This module involves the preparation and undertaking of a substantial case study and a process report; having equal weighting. This will provide evidence of the student’s integration of theory and practice within their clinical work.

Independent Studies Stage: Parallel Clinical Obligations

This aspect of the Independent Studies Stage continues the focus on personal and professional development requirements for registration with the United Kingdom Council for Psychotherapy (UKCP). As in previous Stages, it includes personal therapy, clinical placement, clinical supervision and the requirements of the mental health component.

Independent Studies Stage: MSc Award Route

Students selecting to complete the MSc in Person-Centred and Experiential Psychotherapy undertake the following modules and associated written work during the Independent Studies Stage of their training.

Module 1 - Clinical Competency - Case Study and Process Report

This module involves the preparation and undertaking of a substantial case study and a process report; having equal weighting. This will provide evidence of the student’s integration of theory and practice within their clinical work.

Module 2 - Research Project and Dissertation

This module involves the undertaking and writing up of a small-scale research project relevant to the theory and practice of Person-Centred and Experiential Psychotherapy. It aims to produce research-competent practitioners capable of advancing the profile of Person-Centred Psychotherapy and Counselling.

Independent Studies Stage: Parallel Clinical Obligations

Among the components of this aspect of the Programme are the personal therapy, clinical placements, clinical supervision and the requirements of the mental health component. The focus is on the student’s continued personal development and professional development which is cumulative throughout all Stages enabling the student to meet the requirements for registration with the United Kingdom Council for Psychotherapy.

Further information can be found in the Programme Information Leaflet – available on request. If you would like further information about this course please contact Admissions.
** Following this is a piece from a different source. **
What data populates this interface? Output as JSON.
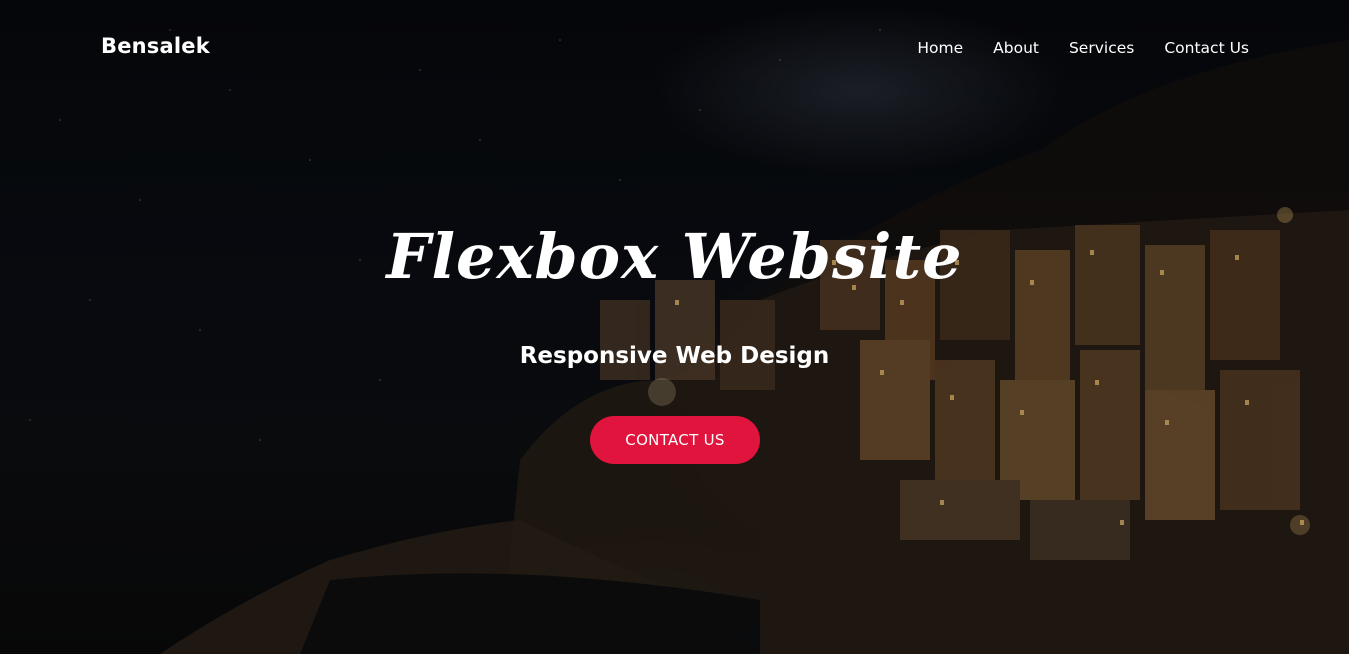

Click here for an application form. Our Frequently asked questions booklet is available from the following link click here for FAQ's

From 2015-16 our Undergraduate and Postgraduate Degrees will be validated by Staffordshire University.